Problem statement — From the entries, copy every line that carries the string "store".
....................
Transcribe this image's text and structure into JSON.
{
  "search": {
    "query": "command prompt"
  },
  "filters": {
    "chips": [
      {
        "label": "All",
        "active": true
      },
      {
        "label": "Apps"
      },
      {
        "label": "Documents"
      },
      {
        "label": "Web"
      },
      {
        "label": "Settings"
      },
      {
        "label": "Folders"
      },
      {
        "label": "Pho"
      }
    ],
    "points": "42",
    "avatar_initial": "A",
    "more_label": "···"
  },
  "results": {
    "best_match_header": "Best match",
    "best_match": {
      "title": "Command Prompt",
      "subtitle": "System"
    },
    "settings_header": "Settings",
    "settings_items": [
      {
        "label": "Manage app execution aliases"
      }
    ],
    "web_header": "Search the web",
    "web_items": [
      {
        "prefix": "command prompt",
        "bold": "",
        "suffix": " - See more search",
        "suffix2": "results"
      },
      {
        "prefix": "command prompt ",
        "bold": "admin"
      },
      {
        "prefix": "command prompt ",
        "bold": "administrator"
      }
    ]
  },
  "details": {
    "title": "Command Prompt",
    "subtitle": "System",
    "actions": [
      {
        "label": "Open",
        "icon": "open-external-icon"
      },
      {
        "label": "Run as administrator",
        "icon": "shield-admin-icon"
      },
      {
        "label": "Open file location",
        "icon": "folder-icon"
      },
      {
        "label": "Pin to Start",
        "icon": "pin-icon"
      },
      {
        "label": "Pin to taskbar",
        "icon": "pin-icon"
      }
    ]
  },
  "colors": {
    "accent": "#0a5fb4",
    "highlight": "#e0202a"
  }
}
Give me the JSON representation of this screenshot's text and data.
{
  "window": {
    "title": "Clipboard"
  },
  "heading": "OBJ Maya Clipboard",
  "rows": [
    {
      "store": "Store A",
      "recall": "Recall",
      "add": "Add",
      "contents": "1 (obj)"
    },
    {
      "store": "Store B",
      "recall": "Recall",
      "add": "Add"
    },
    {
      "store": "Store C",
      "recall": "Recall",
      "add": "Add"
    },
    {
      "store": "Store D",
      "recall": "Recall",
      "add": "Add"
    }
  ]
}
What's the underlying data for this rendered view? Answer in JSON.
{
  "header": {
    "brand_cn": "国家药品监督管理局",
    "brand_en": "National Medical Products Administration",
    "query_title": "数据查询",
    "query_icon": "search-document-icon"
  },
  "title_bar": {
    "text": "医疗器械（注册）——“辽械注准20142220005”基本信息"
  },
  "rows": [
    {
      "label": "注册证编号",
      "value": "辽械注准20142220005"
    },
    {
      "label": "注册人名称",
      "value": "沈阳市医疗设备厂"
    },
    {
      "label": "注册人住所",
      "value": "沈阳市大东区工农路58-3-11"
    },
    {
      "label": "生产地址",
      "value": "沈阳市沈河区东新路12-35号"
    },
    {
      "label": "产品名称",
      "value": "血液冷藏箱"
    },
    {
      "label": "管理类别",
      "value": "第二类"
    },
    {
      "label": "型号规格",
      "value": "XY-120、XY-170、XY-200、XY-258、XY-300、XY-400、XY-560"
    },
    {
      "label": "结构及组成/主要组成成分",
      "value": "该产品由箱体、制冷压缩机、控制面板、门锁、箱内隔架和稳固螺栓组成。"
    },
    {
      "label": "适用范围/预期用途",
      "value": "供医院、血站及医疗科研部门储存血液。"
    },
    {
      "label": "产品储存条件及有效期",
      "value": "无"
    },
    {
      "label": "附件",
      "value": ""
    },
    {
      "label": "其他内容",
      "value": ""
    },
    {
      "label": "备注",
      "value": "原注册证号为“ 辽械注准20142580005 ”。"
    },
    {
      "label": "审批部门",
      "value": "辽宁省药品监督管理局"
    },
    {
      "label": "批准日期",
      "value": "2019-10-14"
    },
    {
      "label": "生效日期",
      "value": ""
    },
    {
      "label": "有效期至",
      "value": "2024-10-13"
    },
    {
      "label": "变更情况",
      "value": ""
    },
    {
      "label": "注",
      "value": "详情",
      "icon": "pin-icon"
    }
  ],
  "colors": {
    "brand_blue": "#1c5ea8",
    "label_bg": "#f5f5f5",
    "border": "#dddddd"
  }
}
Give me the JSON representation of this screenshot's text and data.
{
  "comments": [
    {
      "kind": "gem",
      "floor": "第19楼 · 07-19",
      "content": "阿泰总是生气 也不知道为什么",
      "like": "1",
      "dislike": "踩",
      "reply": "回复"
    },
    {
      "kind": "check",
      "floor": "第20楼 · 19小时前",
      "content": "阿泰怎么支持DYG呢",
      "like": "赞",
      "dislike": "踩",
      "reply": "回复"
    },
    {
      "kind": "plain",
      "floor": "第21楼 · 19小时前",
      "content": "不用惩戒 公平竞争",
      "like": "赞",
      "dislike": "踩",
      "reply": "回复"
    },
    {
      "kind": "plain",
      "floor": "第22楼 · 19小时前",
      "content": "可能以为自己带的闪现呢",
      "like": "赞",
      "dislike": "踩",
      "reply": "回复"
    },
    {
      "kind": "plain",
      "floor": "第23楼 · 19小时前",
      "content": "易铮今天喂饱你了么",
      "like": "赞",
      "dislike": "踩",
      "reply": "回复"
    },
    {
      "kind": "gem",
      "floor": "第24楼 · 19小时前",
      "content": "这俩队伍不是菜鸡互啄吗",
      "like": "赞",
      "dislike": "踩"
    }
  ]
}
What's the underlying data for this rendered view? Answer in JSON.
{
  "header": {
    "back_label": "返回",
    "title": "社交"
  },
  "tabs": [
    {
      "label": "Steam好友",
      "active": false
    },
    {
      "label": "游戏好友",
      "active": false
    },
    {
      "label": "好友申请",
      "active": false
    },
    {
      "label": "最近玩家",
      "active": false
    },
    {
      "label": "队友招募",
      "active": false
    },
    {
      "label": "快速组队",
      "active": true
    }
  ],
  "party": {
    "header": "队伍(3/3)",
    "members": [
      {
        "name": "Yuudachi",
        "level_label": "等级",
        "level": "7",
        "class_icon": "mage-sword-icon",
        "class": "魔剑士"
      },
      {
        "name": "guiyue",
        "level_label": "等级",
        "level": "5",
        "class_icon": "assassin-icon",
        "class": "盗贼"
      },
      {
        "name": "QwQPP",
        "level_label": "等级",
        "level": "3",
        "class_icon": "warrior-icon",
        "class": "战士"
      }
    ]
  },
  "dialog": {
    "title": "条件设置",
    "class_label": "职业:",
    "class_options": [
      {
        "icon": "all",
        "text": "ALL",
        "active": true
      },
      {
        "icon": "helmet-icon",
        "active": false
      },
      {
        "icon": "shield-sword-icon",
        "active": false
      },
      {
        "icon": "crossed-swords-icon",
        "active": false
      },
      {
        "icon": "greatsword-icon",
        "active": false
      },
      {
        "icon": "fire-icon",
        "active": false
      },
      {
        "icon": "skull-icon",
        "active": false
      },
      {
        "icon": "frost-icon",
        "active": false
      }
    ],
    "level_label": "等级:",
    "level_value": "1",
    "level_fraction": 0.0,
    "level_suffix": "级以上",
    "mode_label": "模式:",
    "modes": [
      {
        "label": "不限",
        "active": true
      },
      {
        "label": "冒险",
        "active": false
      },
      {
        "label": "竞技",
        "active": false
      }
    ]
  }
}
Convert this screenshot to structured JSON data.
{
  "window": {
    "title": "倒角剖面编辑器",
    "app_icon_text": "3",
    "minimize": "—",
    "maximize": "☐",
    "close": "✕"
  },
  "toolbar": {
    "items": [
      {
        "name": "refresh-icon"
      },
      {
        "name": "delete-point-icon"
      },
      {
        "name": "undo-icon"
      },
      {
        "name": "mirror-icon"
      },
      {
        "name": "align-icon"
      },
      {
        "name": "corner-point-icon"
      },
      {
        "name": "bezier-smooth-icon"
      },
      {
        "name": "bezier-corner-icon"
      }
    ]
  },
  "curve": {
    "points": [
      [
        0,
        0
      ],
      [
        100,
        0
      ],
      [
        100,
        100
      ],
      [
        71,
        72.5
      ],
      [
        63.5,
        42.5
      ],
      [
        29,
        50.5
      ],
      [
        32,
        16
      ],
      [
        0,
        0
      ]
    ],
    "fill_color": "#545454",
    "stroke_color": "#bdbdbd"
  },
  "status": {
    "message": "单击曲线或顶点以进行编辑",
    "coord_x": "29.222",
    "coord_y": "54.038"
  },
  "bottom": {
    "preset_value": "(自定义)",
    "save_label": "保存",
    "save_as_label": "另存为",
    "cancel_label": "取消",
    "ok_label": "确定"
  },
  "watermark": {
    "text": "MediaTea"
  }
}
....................
Response —
      "store": "Store A",
      "store": "Store B",
      "store": "Store C",
      "store": "Store D",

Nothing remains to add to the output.